For L.A., utopia or dystopia

MICK FARREN is a Los Angeles writer, musician and playwright. His latest novel is "Kindling" (Tor Books, 2004).

My cab driver informed me that an awards show was scheduled at the Kodak Theatre. The Hollywood/Highland intersection was closed, and traffic on La Brea Avenue was immobile. The ensuing delays would cost us both hard cash, so we quickly formulated alternative routes. Zigzagging through the streets south of Fountain Avenue, I cursed the planners who had made the Kodak the central diadem of the Hollywood Boulevard renaissance.

Hindsight makes city planners easy targets for curses. At best, they operate in an unhappy marriage of utopian vision and bureaucratic micromanagement. Los Angeles, which is in the midst of a broad search for a planner who can set the city on a better course, also presents a unique set of problems. It was the grand, mid-20th-century experiment in car culture, and it has never recovered. We are oil-dependent and connected by horribly overloaded freeways. Deficient in mass transit, we waste vast acres on parking lots.

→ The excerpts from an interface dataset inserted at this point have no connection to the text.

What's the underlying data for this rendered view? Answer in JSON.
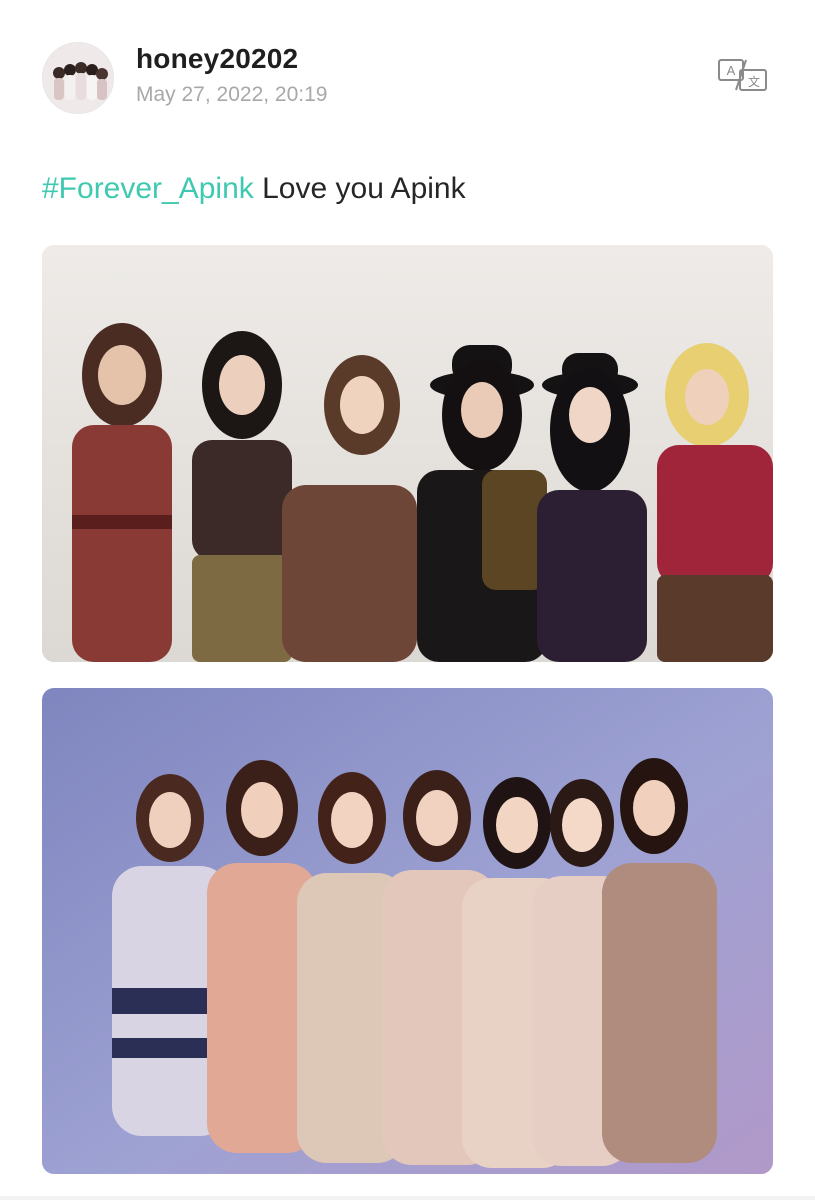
{
  "post": {
    "username": "honey20202",
    "timestamp": "May 27, 2022, 20:19",
    "hashtag": "#Forever_Apink",
    "caption": " Love you Apink",
    "translate_icon": "translate-icon"
  },
  "colors": {
    "hashtag": "#3fc9b0",
    "username": "#1f1f1f",
    "timestamp": "#a8a8a8",
    "text": "#262626"
  },
  "photos": [
    {
      "name": "group-photo-1",
      "people": 6,
      "backdrop": "white wall"
    },
    {
      "name": "group-photo-2",
      "people": 7,
      "backdrop": "lavender studio"
    }
  ]
}
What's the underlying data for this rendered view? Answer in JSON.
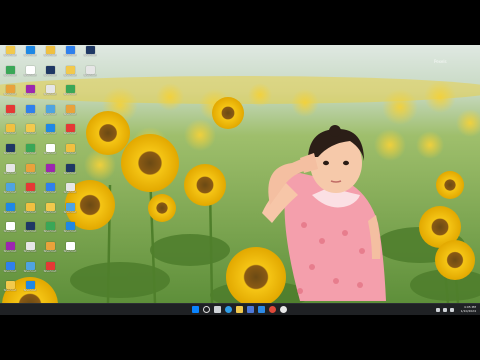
{
  "desktop": {
    "wallpaper": "little girl saluting in a sunflower field",
    "watermark": "Pexels",
    "icon_label": "Shortcut",
    "icon_colors": [
      "#f2c94c",
      "#4fa3e0",
      "#e9a23b",
      "#ffffff",
      "#f0c040",
      "#2f80ed",
      "#e6e6e6",
      "#3aa757",
      "#1e88e5",
      "#e53935",
      "#9c27b0",
      "#1f3864"
    ]
  },
  "taskbar": {
    "apps": [
      "windows-icon",
      "search-icon",
      "task-view-icon",
      "edge-icon",
      "file-explorer-icon",
      "store-icon",
      "mail-icon",
      "chrome-icon",
      "media-icon"
    ],
    "time": "4:05 PM",
    "date": "1/10/2024"
  },
  "colors": {
    "taskbar": "#1f2124",
    "accent": "#0a84ff"
  }
}
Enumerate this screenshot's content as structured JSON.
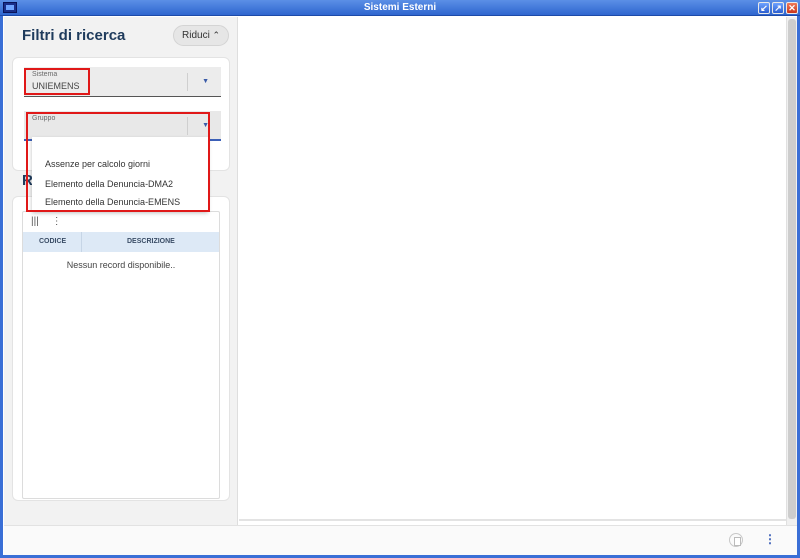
{
  "window": {
    "title": "Sistemi Esterni"
  },
  "filters": {
    "title": "Filtri di ricerca",
    "collapse_label": "Riduci",
    "sistema": {
      "label": "Sistema",
      "value": "UNIEMENS"
    },
    "gruppo": {
      "label": "Gruppo",
      "value": ""
    },
    "gruppo_options": [
      "Assenze per calcolo giorni",
      "Elemento della Denuncia-DMA2",
      "Elemento della Denuncia-EMENS"
    ]
  },
  "results": {
    "title": "R",
    "columns": [
      "CODICE",
      "DESCRIZIONE"
    ],
    "empty_message": "Nessun record disponibile.."
  },
  "icons": {
    "columns": "columns-icon",
    "more": "more-vert-icon",
    "document": "document-icon",
    "menu": "more-vert-icon"
  },
  "colors": {
    "title_bar": "#2f66cf",
    "accent": "#3b5fb7",
    "highlight": "#e01818"
  }
}
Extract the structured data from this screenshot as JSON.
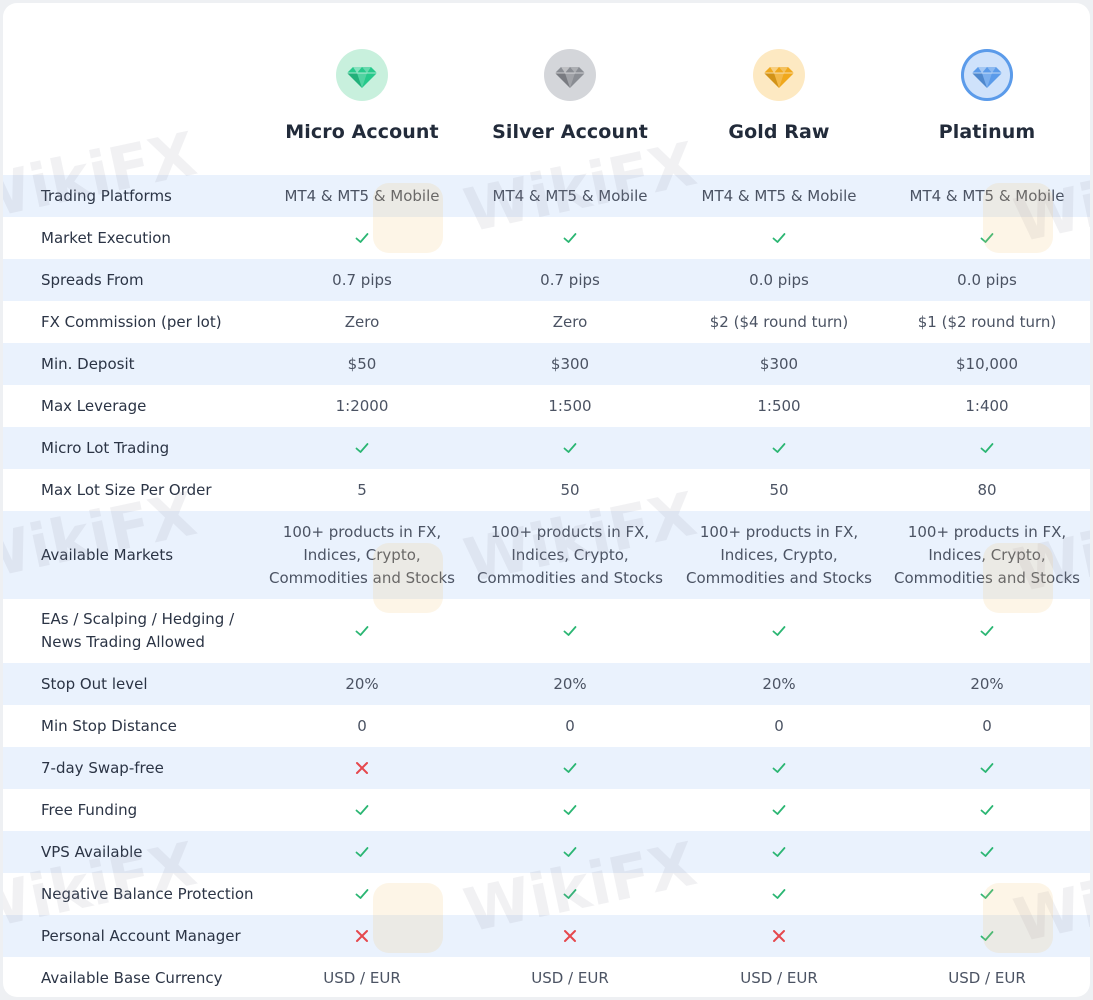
{
  "colors": {
    "row_alt_bg": "#eaf2fd",
    "check": "#2bb673",
    "cross": "#e5484d"
  },
  "plans": [
    {
      "name": "Micro Account",
      "icon": "green-diamond-icon",
      "gem_bg": "#c8f0dd",
      "gem_color": "#27c98b"
    },
    {
      "name": "Silver Account",
      "icon": "silver-diamond-icon",
      "gem_bg": "#d4d6da",
      "gem_color": "#8a8d93"
    },
    {
      "name": "Gold Raw",
      "icon": "gold-diamond-icon",
      "gem_bg": "#fde9c2",
      "gem_color": "#f0a81c"
    },
    {
      "name": "Platinum",
      "icon": "platinum-diamond-icon",
      "gem_bg": "#cfe2fb",
      "gem_color": "#5b9bea"
    }
  ],
  "rows": [
    {
      "label": "Trading Platforms",
      "values": [
        "MT4 & MT5 & Mobile",
        "MT4 & MT5 & Mobile",
        "MT4 & MT5 & Mobile",
        "MT4 & MT5 & Mobile"
      ]
    },
    {
      "label": "Market Execution",
      "values": [
        "check",
        "check",
        "check",
        "check"
      ]
    },
    {
      "label": "Spreads From",
      "values": [
        "0.7 pips",
        "0.7 pips",
        "0.0 pips",
        "0.0 pips"
      ]
    },
    {
      "label": "FX Commission (per lot)",
      "values": [
        "Zero",
        "Zero",
        "$2 ($4 round turn)",
        "$1 ($2 round turn)"
      ]
    },
    {
      "label": "Min. Deposit",
      "values": [
        "$50",
        "$300",
        "$300",
        "$10,000"
      ]
    },
    {
      "label": "Max Leverage",
      "values": [
        "1:2000",
        "1:500",
        "1:500",
        "1:400"
      ]
    },
    {
      "label": "Micro Lot Trading",
      "values": [
        "check",
        "check",
        "check",
        "check"
      ]
    },
    {
      "label": "Max Lot Size Per Order",
      "values": [
        "5",
        "50",
        "50",
        "80"
      ]
    },
    {
      "label": "Available Markets",
      "values": [
        "100+ products in FX, Indices, Crypto, Commodities and Stocks",
        "100+ products in FX, Indices, Crypto, Commodities and Stocks",
        "100+ products in FX, Indices, Crypto, Commodities and Stocks",
        "100+ products in FX, Indices, Crypto, Commodities and Stocks"
      ]
    },
    {
      "label": "EAs / Scalping / Hedging / News Trading Allowed",
      "values": [
        "check",
        "check",
        "check",
        "check"
      ]
    },
    {
      "label": "Stop Out level",
      "values": [
        "20%",
        "20%",
        "20%",
        "20%"
      ]
    },
    {
      "label": "Min Stop Distance",
      "values": [
        "0",
        "0",
        "0",
        "0"
      ]
    },
    {
      "label": "7-day Swap-free",
      "values": [
        "cross",
        "check",
        "check",
        "check"
      ]
    },
    {
      "label": "Free Funding",
      "values": [
        "check",
        "check",
        "check",
        "check"
      ]
    },
    {
      "label": "VPS Available",
      "values": [
        "check",
        "check",
        "check",
        "check"
      ]
    },
    {
      "label": "Negative Balance Protection",
      "values": [
        "check",
        "check",
        "check",
        "check"
      ]
    },
    {
      "label": "Personal Account Manager",
      "values": [
        "cross",
        "cross",
        "cross",
        "check"
      ]
    },
    {
      "label": "Available Base Currency",
      "values": [
        "USD / EUR",
        "USD / EUR",
        "USD / EUR",
        "USD / EUR"
      ]
    }
  ],
  "watermark": "WikiFX"
}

Prestige developments such as the Kodak Theatre may create an illusion of grandiose urban renewal, but they are hell on surrounding neighborhoods, inflating traffic pressures and inflicting a variety of hidden costs on local residents and businesses.

Sure, the 21st century has pitched the planners some strange curves. Who could have guessed at the demands of security since 2001, or predicted how, when the Academy Awards moved to the Kodak, Hollywood Boulevard would have to be shut down for the better part of a week to protect Clint Eastwood from Al Qaeda? The problems created by such unforeseen challenges, however, don’t excuse the way many developers unrealistically accentuated the positive.


When plans were unveiled for the Grove on 3rd Street, between the Farmers Market and Pan Pacific Park, the artists’ renditions showed an idyllic shopping mall on what had been a scruffy baseball field. The impact on traffic was glossed over, and no one seemed to have anticipated the way the high fortress wall on the Grove’s southern boundary turns its back on 3rd Street west of Fairfax, robs it of pedestrian life and compounds the bleakness of the parking expanse that serves the aging strip mall across the street. Litter, traffic stress and localized pollution have visibly increased, along with a sense of a potential for crime on deserted sidewalks. Inside the Grove, all is sweetness and Abercrombie, but the streets beyond have been rendered mean.

Heading east on 3rd Street, on past the Grove, the separation of street and structure -- and the resulting traffic snarl -- continues through the Park La Brea development, a gated and guarded combo of new low rise and older high rise, conceived by a mind-set that views the city as hostile. To cut through Park La Brea is to enter dystopian science fiction, with rent-a-cop checkpoints and defined perimeters. Side streets are closed, and you are an outsider.

But contrast the nuisance of the Kodak, the bleak exterior of the Grove and the isolation of Park La Brea with the bustling sidewalk gentrification of Santa Monica Boulevard in West Hollywood, which appeared literally to grow from the ground up. In the mid-1990s, law enforcement declared this stretch of Santa Monica a “prostitution-abatement zone.” Such a thing seemed absurd at the time, but the low life actually did move off and the city installed trees, better lighting and grassy medians. The area became infinitely more pedestrian- friendly, and stores and sidewalk cafes infinitely more viable. It helped, of course, to have a population that was socially disposed and with a high disposable income, but an organic process really had been cultivated at street level -- and with an emphasis on human needs and behavior. The old “Boys’ Town” is now a real urban hub of a kind that’s crucial to the city’s health in the new century, when population density may be the critical factor, along with all its attendant behavioral stresses.

The Census Bureau already has declared the Los Angeles Basin, despite its reputation for sprawl, the most densely populated area in the continental United States, 25% more dense than even New York City. There’s no reason to believe the influx is going to cease in any foreseeable future. The worst-case scenario is again dystopian science fiction -- a “Blade Runner” skyline towering over the unplanned, 12-in-a-room, underclass flatlands. The current promotion of the affluent residential high-rise does seem to move in that direction.


Hope, however, of avoiding the “Blade Runner” scenario may flower in the strangest places. The common concept of urban high density -- poor families crammed into small houses -- is only part of the story. The middle class and young professionals also are feeling the squeeze. The pueblo-like in-fill developments on hillsides in Silver Lake and Laurel Canyon provide homes for studio assistants, actors working telesales and computer engineers in former garages turned into cramped studio apartments. Duplexes grow where a backyard used to. What’s created may be ad hoc, and not up to code, but it’s done with energy and ingenuity.

I devoutly hope the city will study such pragmatic grass-roots responses and help ease their progress as in Boys’ Town. Better, surely, than massive, imposed developments dropped -- by a combination of Ayn Rand edict and developers’ bottom line -- into neighborhoods wholly unequipped to deal with them.